The California Apartment Association “urges rental housing providers to act with compassion in dealing with residents who face coronavirus-related hardships.” The association represents owners, investors, developers and managers of apartment communities and rental homes.
Of course, allowing tenants to skip rent, even for a few months, could hurt owners of apartment communities and their employees, creating an economic ripple effect.
But the Federal Housing Finance Agency — yes, the same agency that is helping some homeowners with their mortgages — has announced financial help to landlords, if they don’t evict tenants affected by coronavirus.
The first-ever program would allow landlords to miss payments for up to three months. Landlords need to own a building with at least five units and have either Fannie Mae or Freddie Mac loans.
“Renters should not have to worry about being evicted from their home, and property owners should not have to worry about losing their building, due to the coronavirus,” says FHFA Director Mark Calabria. The effort should “bring peace of mind to millions of families during this uncertain and difficult time.”
Buying a house and closing escrow
Let’s just preface this by saying this is probably not the best time to buy — or even shop for — a house. Remember, the shelter-in-place order is in effect for a very good reason.
And some counties and cities — including Los Angeles — are already banning in-person tours of homes, according to the California Association of Realtors.
Plus, many homeowners and home-shoppers, and even some real estate agents, are reluctant to open the door and increase the risk to COVID-19. CAR has developed some excellent guidelines to reduce the risk during the COVID-19 pandemic.
But even with guidelines and social distancing, many folks are hesitant to list their home or shop. In fact, consumers asking to see a home has dropped 27% the past two weeks nationwide, and even higher in California and Washington state, according to Redfin. (California-specific figures were not available).

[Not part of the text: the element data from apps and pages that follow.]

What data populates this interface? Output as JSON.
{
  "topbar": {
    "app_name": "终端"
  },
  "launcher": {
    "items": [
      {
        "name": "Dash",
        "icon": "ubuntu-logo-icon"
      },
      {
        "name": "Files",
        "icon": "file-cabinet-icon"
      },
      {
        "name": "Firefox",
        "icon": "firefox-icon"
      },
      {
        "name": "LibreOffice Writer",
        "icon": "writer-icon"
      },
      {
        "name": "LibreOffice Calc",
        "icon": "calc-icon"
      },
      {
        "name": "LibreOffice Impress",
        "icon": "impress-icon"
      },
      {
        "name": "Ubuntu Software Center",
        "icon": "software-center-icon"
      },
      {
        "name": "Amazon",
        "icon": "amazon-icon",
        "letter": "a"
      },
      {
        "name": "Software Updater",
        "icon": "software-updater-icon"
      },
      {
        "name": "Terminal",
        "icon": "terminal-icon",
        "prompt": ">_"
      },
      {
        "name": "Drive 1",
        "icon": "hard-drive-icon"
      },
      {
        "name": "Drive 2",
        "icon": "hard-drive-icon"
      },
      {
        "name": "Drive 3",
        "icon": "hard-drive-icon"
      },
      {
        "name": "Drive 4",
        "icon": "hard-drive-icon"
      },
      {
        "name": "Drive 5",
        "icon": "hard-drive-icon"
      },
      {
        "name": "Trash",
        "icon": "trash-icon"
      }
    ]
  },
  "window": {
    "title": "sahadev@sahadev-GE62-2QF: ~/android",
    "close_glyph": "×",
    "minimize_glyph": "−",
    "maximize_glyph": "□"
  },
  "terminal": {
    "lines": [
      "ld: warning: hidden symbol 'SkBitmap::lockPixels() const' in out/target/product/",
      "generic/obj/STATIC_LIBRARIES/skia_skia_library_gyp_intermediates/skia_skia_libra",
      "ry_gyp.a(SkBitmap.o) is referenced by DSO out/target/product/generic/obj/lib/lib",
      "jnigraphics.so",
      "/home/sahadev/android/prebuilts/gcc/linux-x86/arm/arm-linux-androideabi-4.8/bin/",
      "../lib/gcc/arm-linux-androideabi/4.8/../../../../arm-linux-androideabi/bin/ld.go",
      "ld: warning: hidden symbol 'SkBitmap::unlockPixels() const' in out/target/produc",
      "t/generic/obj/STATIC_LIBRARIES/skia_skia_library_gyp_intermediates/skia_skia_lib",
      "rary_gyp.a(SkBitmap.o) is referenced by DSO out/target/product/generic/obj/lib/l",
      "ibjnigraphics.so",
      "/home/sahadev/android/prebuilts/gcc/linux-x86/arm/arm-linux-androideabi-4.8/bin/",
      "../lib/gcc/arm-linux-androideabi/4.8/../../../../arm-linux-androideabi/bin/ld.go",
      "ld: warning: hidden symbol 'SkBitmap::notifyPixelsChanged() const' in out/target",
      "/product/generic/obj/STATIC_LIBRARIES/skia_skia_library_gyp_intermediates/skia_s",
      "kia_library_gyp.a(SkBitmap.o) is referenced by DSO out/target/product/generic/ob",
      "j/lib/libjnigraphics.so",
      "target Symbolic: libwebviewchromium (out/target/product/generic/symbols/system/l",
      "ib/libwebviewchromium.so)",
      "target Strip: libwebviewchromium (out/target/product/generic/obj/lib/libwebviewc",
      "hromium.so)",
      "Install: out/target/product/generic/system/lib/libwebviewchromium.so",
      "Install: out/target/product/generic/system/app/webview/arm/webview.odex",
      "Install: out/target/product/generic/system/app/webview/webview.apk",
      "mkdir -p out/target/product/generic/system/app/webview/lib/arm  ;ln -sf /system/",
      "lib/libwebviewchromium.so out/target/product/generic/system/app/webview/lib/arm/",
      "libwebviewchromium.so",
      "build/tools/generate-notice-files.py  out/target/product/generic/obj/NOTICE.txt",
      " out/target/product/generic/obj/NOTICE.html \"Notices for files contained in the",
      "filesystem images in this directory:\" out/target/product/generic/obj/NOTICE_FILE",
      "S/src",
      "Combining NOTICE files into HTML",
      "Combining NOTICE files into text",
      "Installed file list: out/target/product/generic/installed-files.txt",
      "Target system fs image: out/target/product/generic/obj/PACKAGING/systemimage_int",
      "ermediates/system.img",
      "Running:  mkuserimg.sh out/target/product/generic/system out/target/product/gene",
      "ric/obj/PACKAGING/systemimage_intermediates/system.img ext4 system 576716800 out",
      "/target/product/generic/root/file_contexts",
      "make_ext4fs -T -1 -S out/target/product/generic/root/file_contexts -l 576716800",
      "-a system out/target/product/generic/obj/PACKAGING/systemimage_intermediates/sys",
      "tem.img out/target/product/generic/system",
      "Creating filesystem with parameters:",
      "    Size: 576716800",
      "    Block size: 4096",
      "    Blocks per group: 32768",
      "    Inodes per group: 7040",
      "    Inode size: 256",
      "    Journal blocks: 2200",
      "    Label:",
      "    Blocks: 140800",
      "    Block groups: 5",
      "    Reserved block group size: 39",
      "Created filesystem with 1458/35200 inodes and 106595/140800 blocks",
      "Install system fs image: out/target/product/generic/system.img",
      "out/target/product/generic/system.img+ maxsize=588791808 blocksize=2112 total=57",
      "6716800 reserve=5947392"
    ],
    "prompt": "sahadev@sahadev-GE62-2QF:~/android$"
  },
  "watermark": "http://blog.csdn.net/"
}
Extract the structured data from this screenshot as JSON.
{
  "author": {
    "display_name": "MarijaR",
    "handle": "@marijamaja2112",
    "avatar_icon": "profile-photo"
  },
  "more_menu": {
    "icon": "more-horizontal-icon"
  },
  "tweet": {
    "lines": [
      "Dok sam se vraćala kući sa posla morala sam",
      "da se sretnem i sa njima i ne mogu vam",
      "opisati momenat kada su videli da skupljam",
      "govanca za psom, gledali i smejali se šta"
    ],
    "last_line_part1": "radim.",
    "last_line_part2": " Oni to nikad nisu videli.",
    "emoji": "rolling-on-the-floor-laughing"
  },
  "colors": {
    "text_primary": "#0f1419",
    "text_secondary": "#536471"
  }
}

Video tours definitely help and can narrow down the choices, but buying a house is by far the largest-ever purchase for most Californians, so relying on a video could be troublesome.
Some real estate brokerages have developed coronavirus-related closing documents, which extends the period — and reasons — a buyer can walk away from the transaction. Ask your agent about the details, and possibly escrow agent and mortgage broker.
And if you are moving ahead on a purchase or sale, patience is definitely a virtue. A massive wrench has been tossed into the home-purchasing machine, including employees who may be working from home and surrounded by their children. So, completing the deal could take longer than usual.
CAR president Jeanne Radsick says “sales in escrow may be delayed by the closure or limited availability of all the essential services related to a home sale, such as financing, title, escrow, recording or by buyers who may have backed out of a purchase due to coronavirus concerns.”